The exception to this rule is low acid canned food (ph above 4.6), which can not be processed in a private residence.

If your food product does not meet the definition of a Cottage Food, you may still be able to make and sell it commercially, through a startup approach.  See this page for detailed information about selling foods that do not meet the Cottage Food definition.

Definitions:

  • "Limited food processor" or 'residential-style kitchen' means a home-style kitchen, residential style kitchen or a personal use kitchen, regardless of the location - on or off an actual residential property.

Application process

Anyone wishing to prepare food from home or home style kitchen must fill out a completed "Application Packet - Limited Food Establishment" found under Forms. Please allow 3 - 4 weeks for processing.

Because only limited types of food may be prepared from the home or home - style kitchen and in some cases laboratory testing of the product must occur, it is necessary to closely evaluate these businesses. It may additionally be necessary for those facilities wishing to sell their products interstate to register with the Food and Drug Administration (FDA). More detailed information on Limited Food Establishments is layed out in the Application Packet.

The Limited Food Processor Application must be submitted to the department as soon as possible. There is no money required for the Application/Plan Review process.

 

Where may Cottage Food Production Operations sell the food products?

Cottage Food Products Establishments can sell anywhere they want (including interstate), and there is no limit on the amount they can sell.

OOther requirements

Limited Food processors are regulated under The Food Safety Act (3 Pa.C.S.A. §§ 5721 - 5737).  Regulations under this Act include all federal regulations related to food, and can be found in Title 21 of the Code of Federal Regulation (CFR's).  CFR's can be accessed at www.ecfr.gov.  In some cases, businesses may additionally be regulated under PA Code Title 7, Chapter 46, Food Code (if products are retailed direct to consumers from the business).

  •  A business plan and an inspection of the home is required prior to approval.
  • Pets are never allowed in the parts of the home where the food establishment operates.
  • Children and infants are not permitted in the kitchen area during the processing for retail sale and/or wholesale business.
  •  When processing for retail sale and/or wholesale business, no other activities may take place in the kitchen area, such as family meal preparation, etc.
  •  All ingredients, equipment and supplies for the retail and/or wholesale food business must be kept separate from what is used for home-use. A separate drawer, shelf, cabinet, pantry shelf, etc. may be used. All ingredients, equipment and supplies must be properly stored and maintained.

Recommendations:

Beyond the requirements, common sense, good practices and reducing liability suggests you should do the following./p>

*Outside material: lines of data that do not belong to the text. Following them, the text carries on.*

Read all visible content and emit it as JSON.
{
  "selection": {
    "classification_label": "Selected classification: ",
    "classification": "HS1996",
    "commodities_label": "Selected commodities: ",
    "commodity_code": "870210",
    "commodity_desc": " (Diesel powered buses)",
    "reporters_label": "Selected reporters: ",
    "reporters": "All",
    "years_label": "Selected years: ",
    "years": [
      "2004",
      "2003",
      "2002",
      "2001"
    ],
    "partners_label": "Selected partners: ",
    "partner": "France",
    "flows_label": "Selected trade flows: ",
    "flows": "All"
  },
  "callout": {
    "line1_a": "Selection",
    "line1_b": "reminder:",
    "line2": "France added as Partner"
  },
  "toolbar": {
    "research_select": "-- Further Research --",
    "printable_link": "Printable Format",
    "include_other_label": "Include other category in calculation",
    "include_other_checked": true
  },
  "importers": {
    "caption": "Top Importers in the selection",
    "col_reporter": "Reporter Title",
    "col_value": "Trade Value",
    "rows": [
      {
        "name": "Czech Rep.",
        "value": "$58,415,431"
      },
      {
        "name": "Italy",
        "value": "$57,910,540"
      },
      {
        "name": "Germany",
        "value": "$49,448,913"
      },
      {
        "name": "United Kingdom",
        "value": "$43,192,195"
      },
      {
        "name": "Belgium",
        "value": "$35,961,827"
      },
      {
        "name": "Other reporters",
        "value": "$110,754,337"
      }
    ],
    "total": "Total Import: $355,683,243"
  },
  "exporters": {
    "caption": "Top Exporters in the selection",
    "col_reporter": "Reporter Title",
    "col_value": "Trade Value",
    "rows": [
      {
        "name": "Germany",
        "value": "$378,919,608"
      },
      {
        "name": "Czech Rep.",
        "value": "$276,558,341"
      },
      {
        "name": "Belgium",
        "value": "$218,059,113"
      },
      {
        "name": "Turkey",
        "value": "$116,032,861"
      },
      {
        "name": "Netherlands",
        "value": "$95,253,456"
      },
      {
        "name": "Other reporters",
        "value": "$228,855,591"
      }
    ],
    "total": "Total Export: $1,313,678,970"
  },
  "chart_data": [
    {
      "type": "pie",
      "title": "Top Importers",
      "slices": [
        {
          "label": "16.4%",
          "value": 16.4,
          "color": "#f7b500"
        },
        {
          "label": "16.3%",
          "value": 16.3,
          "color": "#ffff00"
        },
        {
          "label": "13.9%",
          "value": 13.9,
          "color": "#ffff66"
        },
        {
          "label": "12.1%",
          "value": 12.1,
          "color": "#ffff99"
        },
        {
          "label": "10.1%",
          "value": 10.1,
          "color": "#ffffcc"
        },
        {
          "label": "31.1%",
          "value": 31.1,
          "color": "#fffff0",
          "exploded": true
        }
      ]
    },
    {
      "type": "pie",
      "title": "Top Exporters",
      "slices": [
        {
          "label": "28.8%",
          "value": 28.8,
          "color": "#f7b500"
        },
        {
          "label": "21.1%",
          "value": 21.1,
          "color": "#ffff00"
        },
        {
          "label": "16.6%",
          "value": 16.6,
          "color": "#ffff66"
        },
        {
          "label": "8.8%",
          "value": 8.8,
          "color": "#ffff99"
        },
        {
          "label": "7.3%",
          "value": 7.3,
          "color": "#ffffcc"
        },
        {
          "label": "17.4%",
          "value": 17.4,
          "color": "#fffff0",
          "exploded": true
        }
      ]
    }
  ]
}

Testing of pH

​It’s best to use a pH meter, properly calibrated on the day used. I use this one, which is reliable and inexpensive.
Short-range paper pH test strips, commonly known as litmus paper, may be used instead, if the product normally has a pH of 4.0 or lower and the paper’s range includes a pH of 4.6.

Record-keeping is suggested

Keep a written record of every batch of product made for sale, including:

  • ​Recipe, including procedures and ingredients
  • Amount canned and sold
  • Canning date
  • Sale dates and locations
  • Gross sales receipts
  • Results of any pH test

Sanitation

Although iInspections are not required, you should consider doing the following:

  • ​Use clean equipment that has been effectively sanitized prior to use
  • Clean work surfaces and then sanitize with bleach water before and after use
  • Keep ingredients separate from other unprocessed foods
  • Keep household pets out of the work area
  • Keep walls and floors clean
  • Have adequate lighting
  • Keep window and door screens in good repair to keep insects out
  • Wash hands frequently while working
  • Consider annual testing of water if using a private well

More resources:

Questions? Contact Information:

Abdellah El Hajjam
Program Specialist
(717) 772-5208
[email protected]

Sheri Morris
Chief, Division of Food Safety Policy & Programs
(717) 787-5289
[email protected]